I personally hate Hitler analogies. He isn't putting anyone in ovens or gas chambers and the comparision is false and ignornant.

Should have they replaced the song? Maybe not, but it wasn't appropiate analogy to make.

Soloman said...


I pride myself on recognizing the extreme rhetoric when it comes from the left, and parsing and explaining media bias. Here the media bias is blatant, and while I don't wholly condemn Williams' statement in my piece, I agree with your comments which is why I began my piece with my "editor's note."

Sadly Williams is guilty of reading many of the hyper-partisan blogs and listening to some extreme rhetoric, and then not thinking before speaking.

His flaw has also been mine in the past, to some degree.

In addition to the changes in my personal matters, I also came to recognize (with some advice from family) that perhaps I was occasionally over-the-top.

I continue to make the effort to be less hyperbolic, which hopefully gives me more credibility.

Anonymous said...

@JACG: Agreed - it was completely inappropriate and should not have been said.

@Soloman: This has been blown so far out of proportion it's just ridiculous. The Hitler analogy - and only the Hitler analogy - is what forced ESPN to pull the Hank Williams, Jr. song from the air this week. Now the media is eating this up because that's what they do. They take anything they can find and turn it into something to rip the other side to shreds. This blog is now just as guilty as the rest of the media for following suit. Simple as that.

Sarah Palin has a serpent's heart said...

I never liked Hank Williams, his dad was cool but Jr. sucks.

I remember when Jr's half sister wanted a piece of her father's estate. Old Hank died before he could include her in his will. Jr and his full sister pulled every trick in the book to keep her from her rightful inheritance.

Soloman said...


ESPN was not "forced" to pull Williams song. They made a choice.

I do not intend to come across as snarky, but there is a big difference.

As I pointed out in my post, ESPN recently reprimanded golf analyst Paul Azinger for entering the fray of political punditry. I began my discussion of that issue with the sarcastic statement "In a completely unrelated story." Perhaps I need to download sarcasm font (not available for Windows), or learn to use [/sarcasm] after I intend to paint that tone into my writing.

Anyway... related to the Azinger reprimand... by pulling the Hank Williams Jr. song while not even putting out a press release about Mike Tyson's dispicable comments, I believe ESPN is guilty of the same political punditry of which they scolded their analyst of just a few weeks ago.

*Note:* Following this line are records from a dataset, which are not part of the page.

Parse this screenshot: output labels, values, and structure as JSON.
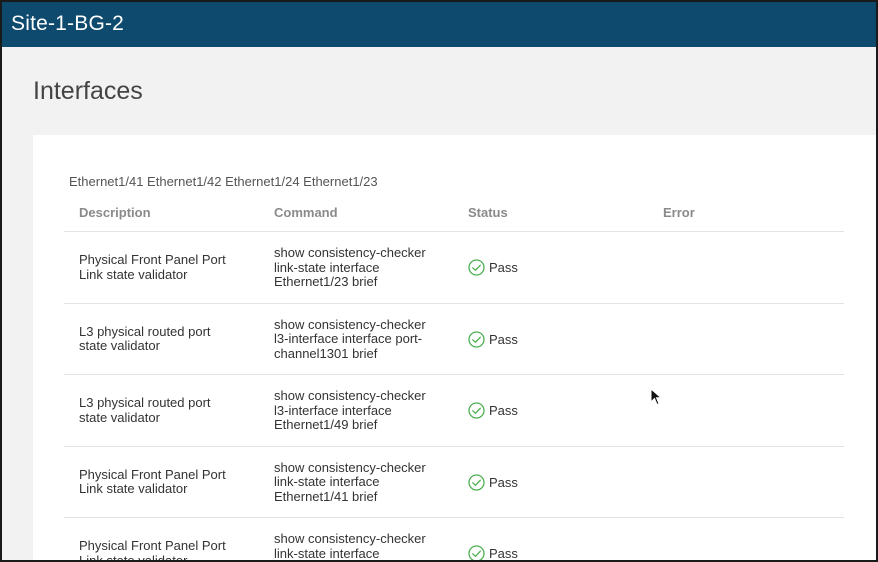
{
  "header": {
    "site_title": "Site-1-BG-2"
  },
  "page": {
    "title": "Interfaces"
  },
  "panel": {
    "interfaces": "Ethernet1/41 Ethernet1/42 Ethernet1/24 Ethernet1/23",
    "columns": {
      "description": "Description",
      "command": "Command",
      "status": "Status",
      "error": "Error"
    },
    "rows": [
      {
        "description": [
          "Physical Front Panel Port",
          "Link state validator"
        ],
        "command": [
          "show consistency-checker",
          "link-state interface",
          "Ethernet1/23 brief"
        ],
        "status": "Pass",
        "error": ""
      },
      {
        "description": [
          "L3 physical routed port",
          "state validator"
        ],
        "command": [
          "show consistency-checker",
          "l3-interface interface port-",
          "channel1301 brief"
        ],
        "status": "Pass",
        "error": ""
      },
      {
        "description": [
          "L3 physical routed port",
          "state validator"
        ],
        "command": [
          "show consistency-checker",
          "l3-interface interface",
          "Ethernet1/49 brief"
        ],
        "status": "Pass",
        "error": ""
      },
      {
        "description": [
          "Physical Front Panel Port",
          "Link state validator"
        ],
        "command": [
          "show consistency-checker",
          "link-state interface",
          "Ethernet1/41 brief"
        ],
        "status": "Pass",
        "error": ""
      },
      {
        "description": [
          "Physical Front Panel Port",
          "Link state validator"
        ],
        "command": [
          "show consistency-checker",
          "link-state interface"
        ],
        "status": "Pass",
        "error": ""
      }
    ]
  },
  "icons": {
    "status_pass": "check-circle-icon",
    "cursor": "mouse-pointer-icon"
  },
  "colors": {
    "header_bg": "#0e4a6e",
    "pass_green": "#4caf50"
  }
}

Some may say I have a biased interpretation based on my conservative political beliefs; so be it. As far as I am concerned, facts are facts.

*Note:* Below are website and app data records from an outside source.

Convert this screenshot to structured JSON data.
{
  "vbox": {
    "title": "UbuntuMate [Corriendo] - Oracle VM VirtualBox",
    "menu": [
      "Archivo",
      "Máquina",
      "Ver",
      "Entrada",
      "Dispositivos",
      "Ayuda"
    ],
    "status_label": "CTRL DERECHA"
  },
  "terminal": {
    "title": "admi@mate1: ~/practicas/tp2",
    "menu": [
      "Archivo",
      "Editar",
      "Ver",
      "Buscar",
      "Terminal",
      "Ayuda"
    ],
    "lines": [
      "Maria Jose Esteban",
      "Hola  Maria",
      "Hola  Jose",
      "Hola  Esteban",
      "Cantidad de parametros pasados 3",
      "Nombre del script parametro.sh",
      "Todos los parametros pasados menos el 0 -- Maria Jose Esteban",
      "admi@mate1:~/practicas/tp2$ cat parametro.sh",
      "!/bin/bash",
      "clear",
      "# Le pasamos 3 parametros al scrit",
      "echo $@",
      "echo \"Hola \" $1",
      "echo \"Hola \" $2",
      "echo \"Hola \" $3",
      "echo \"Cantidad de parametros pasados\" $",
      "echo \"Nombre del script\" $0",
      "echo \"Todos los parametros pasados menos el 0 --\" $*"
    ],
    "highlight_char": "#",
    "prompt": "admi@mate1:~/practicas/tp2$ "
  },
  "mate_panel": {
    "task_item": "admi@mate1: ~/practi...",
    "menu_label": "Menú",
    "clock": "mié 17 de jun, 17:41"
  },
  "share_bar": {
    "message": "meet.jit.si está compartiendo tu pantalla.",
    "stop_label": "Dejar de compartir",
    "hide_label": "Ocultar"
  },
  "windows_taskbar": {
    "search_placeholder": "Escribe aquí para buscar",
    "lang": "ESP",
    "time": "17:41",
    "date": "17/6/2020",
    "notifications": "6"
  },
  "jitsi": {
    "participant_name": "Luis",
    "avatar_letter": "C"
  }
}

The way I see it, ESPN has decided to "protect" President Obama by pulling hank Jr.'s song while allowing a female conservative politian (Palin) to be disparaged on their airwaves.

Some will choose to "boycott" MNF for a period, or forever, for their own reasons. Those reasons may or may not be related to Hank Williams Jr. and his comment or ESPN's actions in the aftermath.

I will not boycott, because I enjoy the sport of football and MNF happens to be an opportunity for me to watch the sport I enjoy. I do not care for Keith Olbermann and his politics, but his presence on NBC's Sunday Night Football did not stop me from watching those games.

I am not trying to blow the issue out of proportion. All I am asking for is consistency. As I stated in the first sentence before the actual blog post began, my purpose was to point out hypocrisy on the part of media which now, in my humble opinion, also includes one particular network in the sports media.

And as I also said, I hope ESPN uses Hank Jr.'s song to open next Monday's game and the whole issue just goes away.

Thank you for stopping by.

Soloman said...

serpent's heart...

I don't know all that much about Hank Williams. I know more of Hank Jr.'s music than his fathers. I know Hank Jr. and Kid Rock did an awesome special for CMT that is one of my all-time favorite collections of music.

Whatever events took place between the family members is their business and does not impact my opinion about this media bias incident.

Thanks for stopping by.